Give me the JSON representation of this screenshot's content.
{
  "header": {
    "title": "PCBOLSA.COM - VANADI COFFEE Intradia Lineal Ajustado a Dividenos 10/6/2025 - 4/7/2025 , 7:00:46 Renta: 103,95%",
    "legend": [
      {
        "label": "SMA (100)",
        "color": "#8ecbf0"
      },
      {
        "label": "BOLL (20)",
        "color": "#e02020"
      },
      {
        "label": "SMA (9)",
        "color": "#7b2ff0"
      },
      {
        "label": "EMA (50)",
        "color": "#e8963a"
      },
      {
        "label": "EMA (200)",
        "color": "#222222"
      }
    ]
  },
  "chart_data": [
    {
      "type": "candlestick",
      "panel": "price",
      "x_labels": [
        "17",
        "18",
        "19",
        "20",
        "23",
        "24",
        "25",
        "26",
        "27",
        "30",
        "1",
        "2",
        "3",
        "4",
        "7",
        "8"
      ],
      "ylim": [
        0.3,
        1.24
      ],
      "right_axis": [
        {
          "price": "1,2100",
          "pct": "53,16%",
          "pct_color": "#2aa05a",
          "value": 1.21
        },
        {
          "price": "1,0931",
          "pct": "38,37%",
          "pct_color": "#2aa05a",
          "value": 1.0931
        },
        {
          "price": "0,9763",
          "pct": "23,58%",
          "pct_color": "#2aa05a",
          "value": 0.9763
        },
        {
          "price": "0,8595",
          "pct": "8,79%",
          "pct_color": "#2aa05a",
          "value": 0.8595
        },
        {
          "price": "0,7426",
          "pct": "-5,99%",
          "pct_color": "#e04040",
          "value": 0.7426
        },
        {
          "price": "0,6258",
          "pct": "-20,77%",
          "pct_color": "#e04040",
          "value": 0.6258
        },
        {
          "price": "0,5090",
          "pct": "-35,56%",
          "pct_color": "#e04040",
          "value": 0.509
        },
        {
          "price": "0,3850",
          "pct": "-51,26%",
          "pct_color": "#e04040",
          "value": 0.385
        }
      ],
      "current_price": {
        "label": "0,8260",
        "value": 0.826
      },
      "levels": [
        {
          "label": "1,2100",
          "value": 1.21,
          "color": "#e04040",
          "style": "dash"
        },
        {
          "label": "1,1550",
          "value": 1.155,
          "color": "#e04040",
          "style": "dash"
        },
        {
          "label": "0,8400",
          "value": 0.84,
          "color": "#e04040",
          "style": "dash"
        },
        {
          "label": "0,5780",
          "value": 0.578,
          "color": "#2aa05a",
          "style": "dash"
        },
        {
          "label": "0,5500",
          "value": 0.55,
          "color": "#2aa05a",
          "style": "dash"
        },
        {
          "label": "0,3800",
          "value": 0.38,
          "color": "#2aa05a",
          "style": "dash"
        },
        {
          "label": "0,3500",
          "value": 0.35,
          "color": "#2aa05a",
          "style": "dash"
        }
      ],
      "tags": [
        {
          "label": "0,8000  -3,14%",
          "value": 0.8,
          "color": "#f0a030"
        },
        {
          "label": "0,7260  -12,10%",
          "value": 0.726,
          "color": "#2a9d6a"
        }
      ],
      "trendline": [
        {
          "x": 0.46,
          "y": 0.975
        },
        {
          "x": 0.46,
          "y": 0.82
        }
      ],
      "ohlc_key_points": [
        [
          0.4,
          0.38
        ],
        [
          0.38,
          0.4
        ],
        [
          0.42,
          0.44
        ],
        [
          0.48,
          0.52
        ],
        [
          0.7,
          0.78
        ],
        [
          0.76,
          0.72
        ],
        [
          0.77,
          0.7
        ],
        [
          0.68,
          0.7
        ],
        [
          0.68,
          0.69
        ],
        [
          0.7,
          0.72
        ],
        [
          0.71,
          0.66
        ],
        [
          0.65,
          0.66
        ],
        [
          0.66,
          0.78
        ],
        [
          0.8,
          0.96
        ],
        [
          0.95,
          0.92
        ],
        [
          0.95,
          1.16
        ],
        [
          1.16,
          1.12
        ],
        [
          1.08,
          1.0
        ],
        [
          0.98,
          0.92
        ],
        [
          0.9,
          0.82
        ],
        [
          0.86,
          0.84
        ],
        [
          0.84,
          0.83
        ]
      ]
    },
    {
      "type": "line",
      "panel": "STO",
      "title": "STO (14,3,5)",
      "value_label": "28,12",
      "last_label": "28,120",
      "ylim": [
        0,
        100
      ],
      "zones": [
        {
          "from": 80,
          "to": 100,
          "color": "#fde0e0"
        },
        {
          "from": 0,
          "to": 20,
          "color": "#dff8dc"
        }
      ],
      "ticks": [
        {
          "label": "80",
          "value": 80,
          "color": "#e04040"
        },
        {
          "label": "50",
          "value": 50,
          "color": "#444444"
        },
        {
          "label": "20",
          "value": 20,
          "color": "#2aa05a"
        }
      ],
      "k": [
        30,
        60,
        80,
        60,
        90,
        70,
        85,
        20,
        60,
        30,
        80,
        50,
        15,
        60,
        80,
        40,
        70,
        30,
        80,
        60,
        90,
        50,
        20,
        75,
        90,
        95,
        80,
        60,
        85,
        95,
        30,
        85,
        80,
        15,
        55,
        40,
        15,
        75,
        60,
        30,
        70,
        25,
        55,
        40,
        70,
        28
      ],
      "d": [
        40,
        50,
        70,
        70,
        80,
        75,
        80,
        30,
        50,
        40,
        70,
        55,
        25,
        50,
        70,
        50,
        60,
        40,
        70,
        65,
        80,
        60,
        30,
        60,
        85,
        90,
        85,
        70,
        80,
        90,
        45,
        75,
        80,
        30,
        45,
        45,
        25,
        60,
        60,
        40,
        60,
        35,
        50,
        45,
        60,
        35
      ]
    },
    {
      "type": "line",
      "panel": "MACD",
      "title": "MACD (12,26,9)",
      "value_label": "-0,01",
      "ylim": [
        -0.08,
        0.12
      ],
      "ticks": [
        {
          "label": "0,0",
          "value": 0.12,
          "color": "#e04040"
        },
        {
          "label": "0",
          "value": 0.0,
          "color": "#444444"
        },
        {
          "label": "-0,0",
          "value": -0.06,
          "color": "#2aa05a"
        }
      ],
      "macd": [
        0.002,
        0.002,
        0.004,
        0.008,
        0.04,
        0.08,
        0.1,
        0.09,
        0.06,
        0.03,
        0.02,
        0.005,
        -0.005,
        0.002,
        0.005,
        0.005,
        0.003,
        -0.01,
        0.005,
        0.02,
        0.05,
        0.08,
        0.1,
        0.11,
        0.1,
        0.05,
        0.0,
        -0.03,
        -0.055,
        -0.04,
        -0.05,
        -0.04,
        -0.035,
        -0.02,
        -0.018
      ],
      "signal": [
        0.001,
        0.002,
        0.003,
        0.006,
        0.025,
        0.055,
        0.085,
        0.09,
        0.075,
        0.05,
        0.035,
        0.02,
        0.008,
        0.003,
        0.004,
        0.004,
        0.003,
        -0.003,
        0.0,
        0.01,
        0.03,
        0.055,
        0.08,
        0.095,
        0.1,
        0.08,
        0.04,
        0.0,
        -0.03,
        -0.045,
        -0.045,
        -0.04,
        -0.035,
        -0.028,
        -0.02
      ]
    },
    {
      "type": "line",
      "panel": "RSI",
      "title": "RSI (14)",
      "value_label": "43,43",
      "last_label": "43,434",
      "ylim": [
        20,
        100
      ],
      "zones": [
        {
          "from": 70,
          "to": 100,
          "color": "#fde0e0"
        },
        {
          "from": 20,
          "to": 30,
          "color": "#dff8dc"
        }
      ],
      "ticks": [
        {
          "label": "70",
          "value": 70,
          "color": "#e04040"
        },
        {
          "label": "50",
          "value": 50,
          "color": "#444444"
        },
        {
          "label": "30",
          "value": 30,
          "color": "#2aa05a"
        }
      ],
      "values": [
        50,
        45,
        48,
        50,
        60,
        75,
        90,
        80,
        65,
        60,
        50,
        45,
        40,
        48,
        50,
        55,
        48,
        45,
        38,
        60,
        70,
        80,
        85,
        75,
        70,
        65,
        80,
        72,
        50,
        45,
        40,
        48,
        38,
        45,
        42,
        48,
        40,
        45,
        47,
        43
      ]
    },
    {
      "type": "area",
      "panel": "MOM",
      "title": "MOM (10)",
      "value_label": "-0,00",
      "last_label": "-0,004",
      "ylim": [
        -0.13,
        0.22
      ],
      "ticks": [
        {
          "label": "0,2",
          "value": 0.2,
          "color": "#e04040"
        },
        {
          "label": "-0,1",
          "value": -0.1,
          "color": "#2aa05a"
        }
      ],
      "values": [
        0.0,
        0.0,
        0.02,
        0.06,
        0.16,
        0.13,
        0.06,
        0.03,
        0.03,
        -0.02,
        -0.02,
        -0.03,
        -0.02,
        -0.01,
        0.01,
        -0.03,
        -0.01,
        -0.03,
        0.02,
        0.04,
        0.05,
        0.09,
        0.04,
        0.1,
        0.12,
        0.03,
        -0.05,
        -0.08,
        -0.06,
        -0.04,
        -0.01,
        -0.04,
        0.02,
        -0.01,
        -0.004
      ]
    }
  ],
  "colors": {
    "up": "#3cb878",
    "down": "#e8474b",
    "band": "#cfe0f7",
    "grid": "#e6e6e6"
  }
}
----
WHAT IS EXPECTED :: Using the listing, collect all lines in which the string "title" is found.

TASK ANSWER ::
    "title": "PCBOLSA.COM - VANADI COFFEE Intradia Lineal Ajustado a Dividenos 10/6/2025 - 4/7/2025 , 7:00:46 Renta: 103,95%",
      "title": "STO (14,3,5)",
      "title": "MACD (12,26,9)",
      "title": "RSI (14)",
      "title": "MOM (10)",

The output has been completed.